FDA Publishes List of Developers Who Can No Longer Legally Market Their COVID Test
FDA Reiterates Regulatory Process for Home Tests and Announces New Funding Mechanism
On May 27, 2020, the FDA held its weekly town hall-style meeting where the in vitro diagnostics (IVD) community was invited to ask clarifying questions about the guidance on IVD testing last updated on May 4, 2020, allowing emergency use authorization (EUA) for qualifying diagnostic tests for SARS-CoV-2.
The key takeaways are listed below:
- The FDA has now added to its FAQ page a list of developers who had previously been allowed to market under pathway D but have now been removed and are no longer allowed to market in the U.S. These developers were removed from the notification list because they did not submit their EUA after submitting their notification of intent to submit or because the FDA reviewed their data and did not grant them authorization. Any developers with an asterisk on this list voluntarily asked the FDA to remove them.

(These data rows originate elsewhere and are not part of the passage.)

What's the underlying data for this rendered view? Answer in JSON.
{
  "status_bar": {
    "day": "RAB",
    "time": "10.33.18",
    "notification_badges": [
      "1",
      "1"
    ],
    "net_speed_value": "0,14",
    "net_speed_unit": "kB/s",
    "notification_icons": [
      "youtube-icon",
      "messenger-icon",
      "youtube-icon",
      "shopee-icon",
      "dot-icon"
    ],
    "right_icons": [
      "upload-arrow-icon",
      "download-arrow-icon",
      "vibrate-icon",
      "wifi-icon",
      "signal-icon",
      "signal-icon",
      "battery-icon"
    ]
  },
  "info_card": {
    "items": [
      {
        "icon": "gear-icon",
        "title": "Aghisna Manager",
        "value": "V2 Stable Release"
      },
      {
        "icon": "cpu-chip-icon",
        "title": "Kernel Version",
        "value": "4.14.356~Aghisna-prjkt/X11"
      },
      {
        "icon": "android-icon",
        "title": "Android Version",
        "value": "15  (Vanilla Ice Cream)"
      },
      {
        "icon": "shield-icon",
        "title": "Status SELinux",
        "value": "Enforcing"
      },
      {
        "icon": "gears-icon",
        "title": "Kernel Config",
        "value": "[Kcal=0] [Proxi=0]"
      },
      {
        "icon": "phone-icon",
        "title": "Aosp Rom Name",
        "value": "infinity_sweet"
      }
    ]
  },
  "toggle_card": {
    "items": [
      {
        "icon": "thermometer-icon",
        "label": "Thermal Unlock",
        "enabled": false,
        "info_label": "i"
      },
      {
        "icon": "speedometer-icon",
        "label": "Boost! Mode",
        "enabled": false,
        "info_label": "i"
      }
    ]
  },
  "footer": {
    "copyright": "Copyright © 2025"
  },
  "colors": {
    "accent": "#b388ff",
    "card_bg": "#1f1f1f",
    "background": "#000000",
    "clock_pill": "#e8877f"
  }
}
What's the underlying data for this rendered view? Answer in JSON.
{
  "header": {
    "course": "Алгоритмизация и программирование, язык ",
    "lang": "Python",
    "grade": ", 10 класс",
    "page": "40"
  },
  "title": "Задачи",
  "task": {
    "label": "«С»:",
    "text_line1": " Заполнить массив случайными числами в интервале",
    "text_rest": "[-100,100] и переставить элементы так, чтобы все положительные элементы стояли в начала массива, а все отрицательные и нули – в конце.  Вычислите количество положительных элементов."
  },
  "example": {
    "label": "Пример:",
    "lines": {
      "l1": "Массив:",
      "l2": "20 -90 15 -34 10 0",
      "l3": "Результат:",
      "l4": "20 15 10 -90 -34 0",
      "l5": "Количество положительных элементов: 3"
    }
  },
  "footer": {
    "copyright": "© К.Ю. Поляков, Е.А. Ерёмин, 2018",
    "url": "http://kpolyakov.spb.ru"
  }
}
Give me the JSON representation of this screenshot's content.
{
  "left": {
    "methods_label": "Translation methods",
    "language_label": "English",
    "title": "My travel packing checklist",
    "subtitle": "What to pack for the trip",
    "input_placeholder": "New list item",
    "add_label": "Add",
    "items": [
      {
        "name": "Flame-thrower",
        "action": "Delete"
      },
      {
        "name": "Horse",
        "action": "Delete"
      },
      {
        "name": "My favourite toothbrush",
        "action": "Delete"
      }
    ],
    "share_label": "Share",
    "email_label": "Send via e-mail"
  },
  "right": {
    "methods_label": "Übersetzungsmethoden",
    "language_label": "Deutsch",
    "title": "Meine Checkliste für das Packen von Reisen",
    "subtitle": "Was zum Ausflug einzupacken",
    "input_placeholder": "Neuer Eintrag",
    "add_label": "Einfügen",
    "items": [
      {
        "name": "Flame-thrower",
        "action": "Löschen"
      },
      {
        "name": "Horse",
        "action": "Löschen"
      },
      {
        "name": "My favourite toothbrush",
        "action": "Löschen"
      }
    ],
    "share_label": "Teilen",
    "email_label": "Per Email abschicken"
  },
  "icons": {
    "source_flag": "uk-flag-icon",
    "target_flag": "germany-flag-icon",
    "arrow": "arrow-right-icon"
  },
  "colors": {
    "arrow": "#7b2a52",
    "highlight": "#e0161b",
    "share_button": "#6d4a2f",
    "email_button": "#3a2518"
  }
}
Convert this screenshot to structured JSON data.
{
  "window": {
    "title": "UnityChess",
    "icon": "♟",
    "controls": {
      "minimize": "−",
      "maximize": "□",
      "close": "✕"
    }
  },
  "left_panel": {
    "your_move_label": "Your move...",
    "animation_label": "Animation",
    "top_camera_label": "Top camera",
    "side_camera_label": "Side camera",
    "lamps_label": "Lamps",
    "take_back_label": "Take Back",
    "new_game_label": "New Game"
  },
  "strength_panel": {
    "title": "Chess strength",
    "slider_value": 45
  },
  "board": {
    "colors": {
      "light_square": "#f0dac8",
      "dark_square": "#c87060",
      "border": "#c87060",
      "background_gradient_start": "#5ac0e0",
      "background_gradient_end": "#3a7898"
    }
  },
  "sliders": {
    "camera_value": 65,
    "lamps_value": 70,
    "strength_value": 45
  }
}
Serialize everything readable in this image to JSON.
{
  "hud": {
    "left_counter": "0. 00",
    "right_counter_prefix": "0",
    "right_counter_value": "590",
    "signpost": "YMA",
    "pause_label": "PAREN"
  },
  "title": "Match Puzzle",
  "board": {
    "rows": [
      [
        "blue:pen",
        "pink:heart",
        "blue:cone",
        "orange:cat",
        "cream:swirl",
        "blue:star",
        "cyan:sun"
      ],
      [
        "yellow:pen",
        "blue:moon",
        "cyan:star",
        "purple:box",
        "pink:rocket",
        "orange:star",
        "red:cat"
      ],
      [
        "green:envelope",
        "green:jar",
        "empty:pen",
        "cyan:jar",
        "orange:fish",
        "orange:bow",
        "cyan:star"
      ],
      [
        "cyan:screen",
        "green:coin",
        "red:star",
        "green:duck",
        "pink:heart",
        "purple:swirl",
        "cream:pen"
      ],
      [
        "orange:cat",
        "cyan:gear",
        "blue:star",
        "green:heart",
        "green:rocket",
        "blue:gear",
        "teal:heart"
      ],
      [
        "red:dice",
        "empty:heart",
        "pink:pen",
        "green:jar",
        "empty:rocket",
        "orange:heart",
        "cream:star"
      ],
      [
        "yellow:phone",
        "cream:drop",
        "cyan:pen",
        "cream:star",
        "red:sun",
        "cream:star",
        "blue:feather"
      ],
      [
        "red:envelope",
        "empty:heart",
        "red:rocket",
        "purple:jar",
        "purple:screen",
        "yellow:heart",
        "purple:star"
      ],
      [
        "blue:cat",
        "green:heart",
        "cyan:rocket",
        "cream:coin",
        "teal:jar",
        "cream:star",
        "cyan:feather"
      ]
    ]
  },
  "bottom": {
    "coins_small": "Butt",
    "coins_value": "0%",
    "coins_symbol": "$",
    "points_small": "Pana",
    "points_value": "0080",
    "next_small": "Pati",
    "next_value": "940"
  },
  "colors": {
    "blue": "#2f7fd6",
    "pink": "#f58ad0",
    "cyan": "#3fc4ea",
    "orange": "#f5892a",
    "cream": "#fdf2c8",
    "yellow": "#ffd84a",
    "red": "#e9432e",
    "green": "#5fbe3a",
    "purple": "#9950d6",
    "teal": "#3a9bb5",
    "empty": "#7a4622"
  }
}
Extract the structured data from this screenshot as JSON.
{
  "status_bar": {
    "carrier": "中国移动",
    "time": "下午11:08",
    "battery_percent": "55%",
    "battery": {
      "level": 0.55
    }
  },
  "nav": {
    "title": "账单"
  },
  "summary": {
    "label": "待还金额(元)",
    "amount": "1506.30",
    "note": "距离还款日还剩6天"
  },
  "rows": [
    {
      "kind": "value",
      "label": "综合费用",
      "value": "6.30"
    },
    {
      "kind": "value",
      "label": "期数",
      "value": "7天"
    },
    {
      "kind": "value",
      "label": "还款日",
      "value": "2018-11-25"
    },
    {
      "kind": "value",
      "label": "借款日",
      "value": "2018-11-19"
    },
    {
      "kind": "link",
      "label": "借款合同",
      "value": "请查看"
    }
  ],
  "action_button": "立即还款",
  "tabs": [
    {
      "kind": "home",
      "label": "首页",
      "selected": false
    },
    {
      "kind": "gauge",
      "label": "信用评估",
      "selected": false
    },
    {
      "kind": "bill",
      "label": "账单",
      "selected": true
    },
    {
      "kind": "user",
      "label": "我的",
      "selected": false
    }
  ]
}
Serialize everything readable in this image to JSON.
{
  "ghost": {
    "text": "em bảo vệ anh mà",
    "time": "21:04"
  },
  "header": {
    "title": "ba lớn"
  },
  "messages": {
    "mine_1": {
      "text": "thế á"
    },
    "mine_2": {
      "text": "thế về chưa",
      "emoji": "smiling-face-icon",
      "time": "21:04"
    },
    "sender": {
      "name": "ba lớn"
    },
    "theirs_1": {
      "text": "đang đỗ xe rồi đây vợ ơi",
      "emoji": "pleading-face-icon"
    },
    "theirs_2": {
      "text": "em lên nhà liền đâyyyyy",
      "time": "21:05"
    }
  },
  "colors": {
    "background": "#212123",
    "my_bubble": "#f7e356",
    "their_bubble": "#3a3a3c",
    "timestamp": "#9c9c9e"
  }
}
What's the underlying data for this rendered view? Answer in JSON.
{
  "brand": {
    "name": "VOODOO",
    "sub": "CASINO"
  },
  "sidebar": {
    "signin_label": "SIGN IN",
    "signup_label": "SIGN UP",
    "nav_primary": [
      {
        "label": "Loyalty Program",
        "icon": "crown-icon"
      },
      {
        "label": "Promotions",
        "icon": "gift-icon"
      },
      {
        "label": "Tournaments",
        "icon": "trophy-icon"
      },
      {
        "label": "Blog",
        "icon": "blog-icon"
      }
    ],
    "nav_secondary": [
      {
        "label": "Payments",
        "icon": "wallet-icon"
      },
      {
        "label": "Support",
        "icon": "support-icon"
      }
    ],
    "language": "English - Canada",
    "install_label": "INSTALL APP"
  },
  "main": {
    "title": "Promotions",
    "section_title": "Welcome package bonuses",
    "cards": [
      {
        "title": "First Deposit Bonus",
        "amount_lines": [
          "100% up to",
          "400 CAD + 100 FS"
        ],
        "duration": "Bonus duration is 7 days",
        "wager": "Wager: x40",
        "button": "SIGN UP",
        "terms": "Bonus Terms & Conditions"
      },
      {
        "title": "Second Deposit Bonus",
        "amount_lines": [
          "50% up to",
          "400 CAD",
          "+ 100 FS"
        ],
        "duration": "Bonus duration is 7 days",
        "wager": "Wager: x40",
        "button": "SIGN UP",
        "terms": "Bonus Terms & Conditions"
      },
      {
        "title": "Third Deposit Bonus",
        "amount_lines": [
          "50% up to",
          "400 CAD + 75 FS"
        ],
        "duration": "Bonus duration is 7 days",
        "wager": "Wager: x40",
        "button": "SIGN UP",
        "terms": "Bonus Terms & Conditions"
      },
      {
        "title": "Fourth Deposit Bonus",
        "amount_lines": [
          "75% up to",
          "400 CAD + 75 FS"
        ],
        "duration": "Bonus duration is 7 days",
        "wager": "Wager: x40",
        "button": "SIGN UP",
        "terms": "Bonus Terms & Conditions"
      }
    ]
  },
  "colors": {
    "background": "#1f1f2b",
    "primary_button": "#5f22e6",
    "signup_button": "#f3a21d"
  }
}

- As stated in the original guidance, certain kinds of tests must wait to market until they receive authorization from the FDA under the EUA. These tests include any intended for home collection of samples. Other pathways exist that allow marketing after the developer has notified the FDA of intent to submit an EUA, meaning the developer can sell the tests while the FDA reviews their application. The FDA said that, internally, they prioritize any applications where the developers must wait for authorization to market their tests.
- A new funding mechanism for developers of diagnostic tests who need additional funding to complete the test development was announced. The Rapid Acceleration of Diagnostics (RADx) program is currently seeking proposals to rapidly produce innovative SARS-CoV-2 diagnostic tests.
- An additional extraction platform was added to the list of alternatives that can be used with the CDC’s EUA-authorized tests, which is an important step to addressing reagent and kit supply limitations.
- The FDA reported that the public should understand that the CE’s equivalent EUA program for IVD tests is a self-certification and that a CE mark on a test does not necessarily mean the test has been independently reviewed. A CE mark does not enable tests to be distributed in the U.S.
- The FDA is routinely updating its FAQ page on diagnostic testing for SARS-CoV-2, which can be found here.
- A full recording of the meeting can be found here.
- Use the MedWatch system to report any suspected issues with COVID-19 IVD tests, found here.
Exponent’s multi-disciplinary team of biotechnology, medical device, and pharmaceutical industry professionals develop safety information for products and processes that comply with all pertinent standards, regulations, and best practices. With expertise in risk communication and FDA assessments, Exponent can assist in FDA label preparation and pathway B, pathway D, or Umbrella Pathway submission for COVID-19 diagnostics. Our offerings also include reviewing diagnostic data to assess the completeness of the package for EUA, Umbrella Pathway, or pathway D submission.
The FDA held town hall-style meetings for the in vitro diagnostics community can ask questions to clarify the FDA's recently issued guidance for developing diagnostic tests for SAR-CoV-2. To read more on the key takeaways from each meeting and how Exponent can help, please see the links below:
May 18, 2020 - FDA Focusing on Accuracy for In Vitro Diagnostics for COVID-19
May 5, 2020 - FDA Holds Third Town Hall Meeting to Clarify Emergency COVID-19 Diagnostics Development Guidance
April 30, 2020 - FDA Discusses First Authorized Home Collection Kit
April 17, 2020 - FDA Holds Second Town Hall Meeting to Clarify Emergency COVID-19 Diagnostics Development Guidance
April 13, 2020 - FDA Holds Town Meetings to Clarify Recent COVID-19 Diagnostics Development Guidance
April 13, 2020 - FDA Releases Updated Guidance on Diagnostics Testing as Response to COVID-19 Crisis